▶ [What to produce] Considering every line below, count those with the word "name" and give only the result.

▶ [Material for this exercise]
↓

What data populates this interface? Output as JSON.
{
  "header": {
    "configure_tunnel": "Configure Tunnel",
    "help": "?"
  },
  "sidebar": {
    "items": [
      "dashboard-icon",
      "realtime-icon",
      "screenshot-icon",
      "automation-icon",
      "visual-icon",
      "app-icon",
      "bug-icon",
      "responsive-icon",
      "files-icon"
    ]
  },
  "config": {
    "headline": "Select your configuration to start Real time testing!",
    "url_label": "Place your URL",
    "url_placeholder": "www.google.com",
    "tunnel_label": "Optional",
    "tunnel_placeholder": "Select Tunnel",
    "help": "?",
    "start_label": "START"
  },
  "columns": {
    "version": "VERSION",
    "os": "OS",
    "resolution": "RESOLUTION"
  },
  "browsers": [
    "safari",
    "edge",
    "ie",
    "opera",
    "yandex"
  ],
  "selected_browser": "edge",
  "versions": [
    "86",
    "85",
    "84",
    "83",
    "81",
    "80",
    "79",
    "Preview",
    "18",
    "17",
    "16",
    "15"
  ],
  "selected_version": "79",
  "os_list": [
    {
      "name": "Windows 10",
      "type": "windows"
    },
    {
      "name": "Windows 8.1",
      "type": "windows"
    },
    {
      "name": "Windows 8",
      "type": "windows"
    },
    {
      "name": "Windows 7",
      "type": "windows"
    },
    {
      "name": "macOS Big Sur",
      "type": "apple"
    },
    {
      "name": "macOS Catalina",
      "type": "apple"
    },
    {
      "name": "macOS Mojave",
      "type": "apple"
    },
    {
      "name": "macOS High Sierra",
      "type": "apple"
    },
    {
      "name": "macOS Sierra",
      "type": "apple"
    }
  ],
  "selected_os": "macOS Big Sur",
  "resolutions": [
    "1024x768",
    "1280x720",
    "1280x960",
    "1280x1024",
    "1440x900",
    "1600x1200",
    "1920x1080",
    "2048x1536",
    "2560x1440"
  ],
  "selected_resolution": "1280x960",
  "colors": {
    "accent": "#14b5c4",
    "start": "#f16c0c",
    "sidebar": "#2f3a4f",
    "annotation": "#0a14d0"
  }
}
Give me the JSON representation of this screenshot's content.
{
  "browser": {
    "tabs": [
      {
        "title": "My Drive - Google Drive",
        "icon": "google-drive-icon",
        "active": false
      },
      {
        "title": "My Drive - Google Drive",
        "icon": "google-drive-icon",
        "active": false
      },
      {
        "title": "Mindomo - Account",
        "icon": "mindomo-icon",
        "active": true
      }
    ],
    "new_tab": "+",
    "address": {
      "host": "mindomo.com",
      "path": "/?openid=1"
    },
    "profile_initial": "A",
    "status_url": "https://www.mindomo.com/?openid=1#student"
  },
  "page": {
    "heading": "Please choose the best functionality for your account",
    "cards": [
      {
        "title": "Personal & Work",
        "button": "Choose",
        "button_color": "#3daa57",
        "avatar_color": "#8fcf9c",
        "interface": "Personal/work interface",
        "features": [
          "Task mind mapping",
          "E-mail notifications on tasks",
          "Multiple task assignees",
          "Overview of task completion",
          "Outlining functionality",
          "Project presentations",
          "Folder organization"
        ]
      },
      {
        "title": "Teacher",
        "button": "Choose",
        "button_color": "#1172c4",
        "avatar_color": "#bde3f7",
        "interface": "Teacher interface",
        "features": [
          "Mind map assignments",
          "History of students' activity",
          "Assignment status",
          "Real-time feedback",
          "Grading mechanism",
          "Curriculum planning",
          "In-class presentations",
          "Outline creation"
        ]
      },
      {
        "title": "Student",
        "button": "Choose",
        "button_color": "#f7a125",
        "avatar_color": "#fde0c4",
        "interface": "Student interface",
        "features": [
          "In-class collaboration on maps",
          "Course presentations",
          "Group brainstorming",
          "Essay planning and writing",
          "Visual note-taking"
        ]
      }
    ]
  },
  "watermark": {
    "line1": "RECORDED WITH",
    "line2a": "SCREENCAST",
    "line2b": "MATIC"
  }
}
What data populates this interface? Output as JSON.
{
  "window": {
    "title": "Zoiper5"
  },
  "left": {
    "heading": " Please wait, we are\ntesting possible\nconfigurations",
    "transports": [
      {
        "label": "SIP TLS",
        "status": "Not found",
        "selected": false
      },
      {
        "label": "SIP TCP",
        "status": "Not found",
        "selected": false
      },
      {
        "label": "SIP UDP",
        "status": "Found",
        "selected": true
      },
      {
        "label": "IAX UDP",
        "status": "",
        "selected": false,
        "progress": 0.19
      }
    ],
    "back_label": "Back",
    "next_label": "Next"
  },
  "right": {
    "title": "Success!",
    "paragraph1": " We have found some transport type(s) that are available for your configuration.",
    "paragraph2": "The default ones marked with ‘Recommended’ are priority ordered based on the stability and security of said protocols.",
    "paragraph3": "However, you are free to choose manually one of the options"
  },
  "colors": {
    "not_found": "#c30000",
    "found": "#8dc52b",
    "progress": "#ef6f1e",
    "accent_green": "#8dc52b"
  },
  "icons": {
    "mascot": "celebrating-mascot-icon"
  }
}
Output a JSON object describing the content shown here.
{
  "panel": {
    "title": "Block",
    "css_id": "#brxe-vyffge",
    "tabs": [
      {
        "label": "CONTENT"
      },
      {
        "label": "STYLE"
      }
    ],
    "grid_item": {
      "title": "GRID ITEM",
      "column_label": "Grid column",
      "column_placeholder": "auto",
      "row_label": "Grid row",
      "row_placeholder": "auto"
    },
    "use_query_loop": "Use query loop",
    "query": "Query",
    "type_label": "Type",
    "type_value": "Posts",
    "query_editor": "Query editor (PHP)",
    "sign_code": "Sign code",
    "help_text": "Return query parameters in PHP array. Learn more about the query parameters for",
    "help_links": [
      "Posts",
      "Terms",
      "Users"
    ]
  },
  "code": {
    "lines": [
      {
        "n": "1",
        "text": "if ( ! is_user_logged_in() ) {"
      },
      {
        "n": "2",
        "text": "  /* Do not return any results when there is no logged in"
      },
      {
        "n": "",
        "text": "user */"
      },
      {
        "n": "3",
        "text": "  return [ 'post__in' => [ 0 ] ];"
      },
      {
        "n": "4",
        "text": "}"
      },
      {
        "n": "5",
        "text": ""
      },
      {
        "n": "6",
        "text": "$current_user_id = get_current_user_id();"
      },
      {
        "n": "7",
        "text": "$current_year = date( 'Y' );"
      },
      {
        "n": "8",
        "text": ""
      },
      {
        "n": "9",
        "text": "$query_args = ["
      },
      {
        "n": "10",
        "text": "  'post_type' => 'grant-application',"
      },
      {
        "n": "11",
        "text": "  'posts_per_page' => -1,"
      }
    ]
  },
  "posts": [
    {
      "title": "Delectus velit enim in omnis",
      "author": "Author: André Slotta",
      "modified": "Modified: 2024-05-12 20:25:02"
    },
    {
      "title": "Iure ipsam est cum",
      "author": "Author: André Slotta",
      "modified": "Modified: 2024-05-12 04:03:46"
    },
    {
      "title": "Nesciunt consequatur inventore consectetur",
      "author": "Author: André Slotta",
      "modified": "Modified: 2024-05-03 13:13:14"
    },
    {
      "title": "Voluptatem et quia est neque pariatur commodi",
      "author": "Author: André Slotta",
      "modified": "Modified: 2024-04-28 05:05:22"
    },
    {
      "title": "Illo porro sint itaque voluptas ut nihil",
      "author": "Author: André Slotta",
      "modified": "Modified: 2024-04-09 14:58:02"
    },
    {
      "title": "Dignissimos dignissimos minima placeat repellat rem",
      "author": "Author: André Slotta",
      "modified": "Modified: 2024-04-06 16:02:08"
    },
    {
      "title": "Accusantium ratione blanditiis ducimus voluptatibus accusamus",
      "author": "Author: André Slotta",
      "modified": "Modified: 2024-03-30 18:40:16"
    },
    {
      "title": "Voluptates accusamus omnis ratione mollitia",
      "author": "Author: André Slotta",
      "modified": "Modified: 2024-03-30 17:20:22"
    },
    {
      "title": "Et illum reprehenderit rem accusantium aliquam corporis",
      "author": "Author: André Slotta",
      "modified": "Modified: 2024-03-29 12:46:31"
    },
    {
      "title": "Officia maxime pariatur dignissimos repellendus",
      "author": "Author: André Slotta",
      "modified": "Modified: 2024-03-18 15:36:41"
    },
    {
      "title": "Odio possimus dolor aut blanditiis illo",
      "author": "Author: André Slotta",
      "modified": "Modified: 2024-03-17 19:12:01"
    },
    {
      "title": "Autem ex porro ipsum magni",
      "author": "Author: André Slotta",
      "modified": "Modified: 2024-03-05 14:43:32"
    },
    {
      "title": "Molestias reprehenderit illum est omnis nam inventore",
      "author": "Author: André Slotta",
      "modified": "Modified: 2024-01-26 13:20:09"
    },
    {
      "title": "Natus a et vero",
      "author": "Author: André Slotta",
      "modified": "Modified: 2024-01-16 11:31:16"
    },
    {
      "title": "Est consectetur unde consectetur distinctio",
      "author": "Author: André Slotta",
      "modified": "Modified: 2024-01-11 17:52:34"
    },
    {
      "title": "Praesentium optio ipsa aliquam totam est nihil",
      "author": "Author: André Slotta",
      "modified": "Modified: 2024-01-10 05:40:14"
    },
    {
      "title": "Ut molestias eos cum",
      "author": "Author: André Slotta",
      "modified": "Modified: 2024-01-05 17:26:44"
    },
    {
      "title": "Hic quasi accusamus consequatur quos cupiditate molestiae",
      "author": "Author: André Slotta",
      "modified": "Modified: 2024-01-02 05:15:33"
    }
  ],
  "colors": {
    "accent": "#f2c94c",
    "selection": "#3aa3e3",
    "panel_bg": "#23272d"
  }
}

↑

▶ [Answer section] 9